Records provided:
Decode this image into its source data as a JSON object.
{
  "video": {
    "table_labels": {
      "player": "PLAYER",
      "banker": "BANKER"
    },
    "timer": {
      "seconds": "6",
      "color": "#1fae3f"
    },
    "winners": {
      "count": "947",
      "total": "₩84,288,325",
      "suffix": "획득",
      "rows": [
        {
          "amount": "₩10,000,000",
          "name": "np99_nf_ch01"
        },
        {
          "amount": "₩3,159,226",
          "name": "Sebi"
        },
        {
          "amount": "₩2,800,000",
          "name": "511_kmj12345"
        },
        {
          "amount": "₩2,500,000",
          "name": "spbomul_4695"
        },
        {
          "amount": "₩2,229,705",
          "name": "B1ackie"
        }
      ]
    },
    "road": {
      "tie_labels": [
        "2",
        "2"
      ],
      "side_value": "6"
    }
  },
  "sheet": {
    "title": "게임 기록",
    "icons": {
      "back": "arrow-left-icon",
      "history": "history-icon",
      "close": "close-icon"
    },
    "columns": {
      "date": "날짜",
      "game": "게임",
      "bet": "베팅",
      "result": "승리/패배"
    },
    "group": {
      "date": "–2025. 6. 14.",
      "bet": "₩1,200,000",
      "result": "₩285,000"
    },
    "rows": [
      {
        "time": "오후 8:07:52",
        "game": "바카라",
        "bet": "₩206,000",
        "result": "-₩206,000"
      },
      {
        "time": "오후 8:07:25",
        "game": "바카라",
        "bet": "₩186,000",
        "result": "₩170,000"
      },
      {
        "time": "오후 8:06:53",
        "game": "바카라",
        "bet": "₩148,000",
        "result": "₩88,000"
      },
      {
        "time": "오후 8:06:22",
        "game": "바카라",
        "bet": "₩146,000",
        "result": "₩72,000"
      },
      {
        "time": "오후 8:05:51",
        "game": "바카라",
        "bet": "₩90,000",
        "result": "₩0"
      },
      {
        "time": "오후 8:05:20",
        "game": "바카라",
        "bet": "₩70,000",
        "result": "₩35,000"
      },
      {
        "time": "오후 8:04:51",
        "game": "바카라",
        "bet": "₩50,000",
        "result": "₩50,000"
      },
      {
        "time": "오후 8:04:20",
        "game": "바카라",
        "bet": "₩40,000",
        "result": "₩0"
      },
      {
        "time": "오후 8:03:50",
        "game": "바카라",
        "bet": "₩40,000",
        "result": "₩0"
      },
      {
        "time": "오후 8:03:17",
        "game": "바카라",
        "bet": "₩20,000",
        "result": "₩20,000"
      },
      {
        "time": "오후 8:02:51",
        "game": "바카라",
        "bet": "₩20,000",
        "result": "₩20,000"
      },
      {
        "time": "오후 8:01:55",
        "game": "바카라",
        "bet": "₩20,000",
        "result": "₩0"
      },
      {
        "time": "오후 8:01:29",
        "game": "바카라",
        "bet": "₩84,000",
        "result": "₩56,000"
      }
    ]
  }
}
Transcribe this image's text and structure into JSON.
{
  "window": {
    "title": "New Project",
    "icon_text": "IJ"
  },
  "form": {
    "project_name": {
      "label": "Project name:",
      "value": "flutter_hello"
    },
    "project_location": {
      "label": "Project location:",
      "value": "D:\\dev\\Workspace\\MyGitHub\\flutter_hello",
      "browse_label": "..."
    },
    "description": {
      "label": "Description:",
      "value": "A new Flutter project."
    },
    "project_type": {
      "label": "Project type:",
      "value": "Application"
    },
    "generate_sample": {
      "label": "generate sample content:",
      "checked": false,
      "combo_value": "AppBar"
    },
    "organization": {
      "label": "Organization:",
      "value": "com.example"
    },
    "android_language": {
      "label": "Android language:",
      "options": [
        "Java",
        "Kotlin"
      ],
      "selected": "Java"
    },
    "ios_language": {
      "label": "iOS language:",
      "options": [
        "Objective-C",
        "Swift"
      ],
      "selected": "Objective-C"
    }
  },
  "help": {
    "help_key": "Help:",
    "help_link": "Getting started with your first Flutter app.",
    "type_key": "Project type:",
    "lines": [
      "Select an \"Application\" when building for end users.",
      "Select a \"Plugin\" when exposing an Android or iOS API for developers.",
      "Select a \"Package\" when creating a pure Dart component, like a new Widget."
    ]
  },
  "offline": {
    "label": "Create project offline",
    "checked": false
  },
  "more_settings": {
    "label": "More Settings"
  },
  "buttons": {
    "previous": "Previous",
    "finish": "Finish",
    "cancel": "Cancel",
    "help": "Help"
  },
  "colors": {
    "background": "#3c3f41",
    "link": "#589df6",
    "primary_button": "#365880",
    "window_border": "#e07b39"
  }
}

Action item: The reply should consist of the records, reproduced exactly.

Answer space:
Decode this image into its source data as a JSON object.
{
  "video": {
    "table_labels": {
      "player": "PLAYER",
      "banker": "BANKER"
    },
    "timer": {
      "seconds": "6",
      "color": "#1fae3f"
    },
    "winners": {
      "count": "947",
      "total": "₩84,288,325",
      "suffix": "획득",
      "rows": [
        {
          "amount": "₩10,000,000",
          "name": "np99_nf_ch01"
        },
        {
          "amount": "₩3,159,226",
          "name": "Sebi"
        },
        {
          "amount": "₩2,800,000",
          "name": "511_kmj12345"
        },
        {
          "amount": "₩2,500,000",
          "name": "spbomul_4695"
        },
        {
          "amount": "₩2,229,705",
          "name": "B1ackie"
        }
      ]
    },
    "road": {
      "tie_labels": [
        "2",
        "2"
      ],
      "side_value": "6"
    }
  },
  "sheet": {
    "title": "게임 기록",
    "icons": {
      "back": "arrow-left-icon",
      "history": "history-icon",
      "close": "close-icon"
    },
    "columns": {
      "date": "날짜",
      "game": "게임",
      "bet": "베팅",
      "result": "승리/패배"
    },
    "group": {
      "date": "–2025. 6. 14.",
      "bet": "₩1,200,000",
      "result": "₩285,000"
    },
    "rows": [
      {
        "time": "오후 8:07:52",
        "game": "바카라",
        "bet": "₩206,000",
        "result": "-₩206,000"
      },
      {
        "time": "오후 8:07:25",
        "game": "바카라",
        "bet": "₩186,000",
        "result": "₩170,000"
      },
      {
        "time": "오후 8:06:53",
        "game": "바카라",
        "bet": "₩148,000",
        "result": "₩88,000"
      },
      {
        "time": "오후 8:06:22",
        "game": "바카라",
        "bet": "₩146,000",
        "result": "₩72,000"
      },
      {
        "time": "오후 8:05:51",
        "game": "바카라",
        "bet": "₩90,000",
        "result": "₩0"
      },
      {
        "time": "오후 8:05:20",
        "game": "바카라",
        "bet": "₩70,000",
        "result": "₩35,000"
      },
      {
        "time": "오후 8:04:51",
        "game": "바카라",
        "bet": "₩50,000",
        "result": "₩50,000"
      },
      {
        "time": "오후 8:04:20",
        "game": "바카라",
        "bet": "₩40,000",
        "result": "₩0"
      },
      {
        "time": "오후 8:03:50",
        "game": "바카라",
        "bet": "₩40,000",
        "result": "₩0"
      },
      {
        "time": "오후 8:03:17",
        "game": "바카라",
        "bet": "₩20,000",
        "result": "₩20,000"
      },
      {
        "time": "오후 8:02:51",
        "game": "바카라",
        "bet": "₩20,000",
        "result": "₩20,000"
      },
      {
        "time": "오후 8:01:55",
        "game": "바카라",
        "bet": "₩20,000",
        "result": "₩0"
      },
      {
        "time": "오후 8:01:29",
        "game": "바카라",
        "bet": "₩84,000",
        "result": "₩56,000"
      }
    ]
  }
}
Transcribe this image's text and structure into JSON.
{
  "window": {
    "title": "New Project",
    "icon_text": "IJ"
  },
  "form": {
    "project_name": {
      "label": "Project name:",
      "value": "flutter_hello"
    },
    "project_location": {
      "label": "Project location:",
      "value": "D:\\dev\\Workspace\\MyGitHub\\flutter_hello",
      "browse_label": "..."
    },
    "description": {
      "label": "Description:",
      "value": "A new Flutter project."
    },
    "project_type": {
      "label": "Project type:",
      "value": "Application"
    },
    "generate_sample": {
      "label": "generate sample content:",
      "checked": false,
      "combo_value": "AppBar"
    },
    "organization": {
      "label": "Organization:",
      "value": "com.example"
    },
    "android_language": {
      "label": "Android language:",
      "options": [
        "Java",
        "Kotlin"
      ],
      "selected": "Java"
    },
    "ios_language": {
      "label": "iOS language:",
      "options": [
        "Objective-C",
        "Swift"
      ],
      "selected": "Objective-C"
    }
  },
  "help": {
    "help_key": "Help:",
    "help_link": "Getting started with your first Flutter app.",
    "type_key": "Project type:",
    "lines": [
      "Select an \"Application\" when building for end users.",
      "Select a \"Plugin\" when exposing an Android or iOS API for developers.",
      "Select a \"Package\" when creating a pure Dart component, like a new Widget."
    ]
  },
  "offline": {
    "label": "Create project offline",
    "checked": false
  },
  "more_settings": {
    "label": "More Settings"
  },
  "buttons": {
    "previous": "Previous",
    "finish": "Finish",
    "cancel": "Cancel",
    "help": "Help"
  },
  "colors": {
    "background": "#3c3f41",
    "link": "#589df6",
    "primary_button": "#365880",
    "window_border": "#e07b39"
  }
}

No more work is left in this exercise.